Following Trump's lead, authoritarian strongmen around the globe have adopted the term "fake news" as a way of deflecting critical reporting.
"The phrase 'fake news' — granted legitimacy by an American president — is being used by autocrats to silence reporters, undermine political opponents, stave off media scrutiny and mislead citizens," the late-Sen. John McCain wrote in the Washington Post in 2017.
As with the increase of violence against minorities in this country, hateful rhetoric can foster dire consequences. A December 2018 report from the group Reporters Without Borders reveals just how dire.
"A total of 80 journalists were killed this year, 348 are currently in prison, and 60 are being held hostage," according to the annual roundup of deadly violence and abusive treatment of journalists worldwide.
"Violence against journalists has reached unprecedented levels this year, and the situation is now critical," said Christophe Deloire, the press freedom group's Secretary-General. "The hatred of journalists that is voiced, and sometimes very openly proclaimed, by unscrupulous politicians, religious leaders and businessmen has tragic consequences on the ground, and has been reflected in this disturbing increase in violations against journalists.
"Amplified by social networks, which bear heavy responsibility in this regard, these expressions of hatred legitimize violence, thereby undermining journalism, and democracy itself, a bit more every day."
Testing the waters
The problem with labeling anyone a fascist these days is that, as George Orwell alluded to more than 70 years ago, it is seemingly impossible to arrive at a definition of the word that is universally agreed to.
As deeply troubling as he is, Donald Trump is not Adolf Hitler.
On the other hand, just as a person can be judged by the company they keep, it is fair to evaluate a politician by looking at who supports them. And in the case of Trump, self-declared neo-Nazis and white supremacists have clearly embraced him as their champion. In 2016, Trump received ringing endorsements from The Daily Stormer, a neo-Nazi blog, and former Ku Klux Klan grand wizard David Duke.
In February, the Southern Poverty Law Center reported a shocking rise in the number of hate groups it tracks. It blamed the president.
"The number of hate groups operating across America rose to a record high — 1,020 — in 2018 as President Trump continued to fan the flames of white resentment over immigration and the country's changing demographics," the group reported.
Irish journalist Fintan O'Toole summed up the current situation regarding Trump and a growing number of authoritarian rulers around the world this way:
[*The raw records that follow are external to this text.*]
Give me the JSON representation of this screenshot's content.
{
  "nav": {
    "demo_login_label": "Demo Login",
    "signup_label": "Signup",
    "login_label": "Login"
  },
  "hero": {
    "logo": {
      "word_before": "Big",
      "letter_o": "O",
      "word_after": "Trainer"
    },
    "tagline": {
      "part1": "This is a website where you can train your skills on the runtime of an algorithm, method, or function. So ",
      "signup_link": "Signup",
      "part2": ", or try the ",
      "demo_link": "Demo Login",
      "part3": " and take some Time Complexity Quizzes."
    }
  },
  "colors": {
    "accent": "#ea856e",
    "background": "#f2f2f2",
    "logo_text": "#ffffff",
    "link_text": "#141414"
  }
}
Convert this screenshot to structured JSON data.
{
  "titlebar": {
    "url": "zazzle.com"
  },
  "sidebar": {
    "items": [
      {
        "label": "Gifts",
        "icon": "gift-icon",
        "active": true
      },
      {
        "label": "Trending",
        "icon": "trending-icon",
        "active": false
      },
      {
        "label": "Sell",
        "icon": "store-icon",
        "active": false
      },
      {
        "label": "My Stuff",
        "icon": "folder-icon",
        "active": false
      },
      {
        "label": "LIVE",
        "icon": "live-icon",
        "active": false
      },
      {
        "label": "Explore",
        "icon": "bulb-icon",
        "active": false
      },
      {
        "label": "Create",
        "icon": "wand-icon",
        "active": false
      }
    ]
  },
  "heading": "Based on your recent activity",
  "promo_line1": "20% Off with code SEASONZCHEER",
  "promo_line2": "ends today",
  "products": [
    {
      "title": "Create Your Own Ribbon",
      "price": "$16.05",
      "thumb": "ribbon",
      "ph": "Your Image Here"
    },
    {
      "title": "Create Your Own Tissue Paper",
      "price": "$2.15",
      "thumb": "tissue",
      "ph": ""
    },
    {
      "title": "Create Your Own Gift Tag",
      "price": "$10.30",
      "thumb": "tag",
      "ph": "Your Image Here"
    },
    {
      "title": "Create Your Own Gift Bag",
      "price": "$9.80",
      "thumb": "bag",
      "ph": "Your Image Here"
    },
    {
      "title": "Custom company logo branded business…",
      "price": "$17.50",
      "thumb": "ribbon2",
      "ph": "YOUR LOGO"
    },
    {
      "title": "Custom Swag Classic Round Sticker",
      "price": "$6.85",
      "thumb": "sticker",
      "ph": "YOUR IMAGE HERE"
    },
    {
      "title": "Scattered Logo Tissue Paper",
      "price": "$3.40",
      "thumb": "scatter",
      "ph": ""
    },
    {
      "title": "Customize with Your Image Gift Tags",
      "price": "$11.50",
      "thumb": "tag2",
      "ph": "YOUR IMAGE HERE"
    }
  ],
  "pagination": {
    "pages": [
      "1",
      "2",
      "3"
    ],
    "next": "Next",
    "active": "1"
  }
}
"To grasp what is going on in the world right now, we need to reflect on two things," wrote O'Toole. "One is that we are in a phase of trial runs. The other is that what is being trialed is fascism — a word that should be used carefully but not shirked when it is so clearly on the horizon. .... Fascism doesn't arise suddenly in an existing democracy. It is not easy to get people to give up their ideas of freedom and civility. You have to do trial runs that, if they are done well, serve two purposes. They get people used to something they may initially recoil from, and they allow you to refine and calibrate. This is what is happening now, and we would be fools not to see it."
In May, after interviewing Yale philosophy professor Jason Stanley for his "Deconstructed" podcast, journalist Mehdi Hasan came to a trenchant conclusion of his own regarding Trump and fascism:
"You don't have to believe he's a literal reincarnation of fascist dictators to recognize that he is taking us down a very dark, ultra-authoritarian and violent path," he said. "Some of you may not want to call it fascism, but whatever you call it, make sure you stand up against it. As 2020 approaches, it's only going to get worse."
Curt Guyette is editor at large for the ACLU of Michigan.
Stay on top of Detroit news and views. Sign up for our weekly issue newsletter delivered each Wednesday.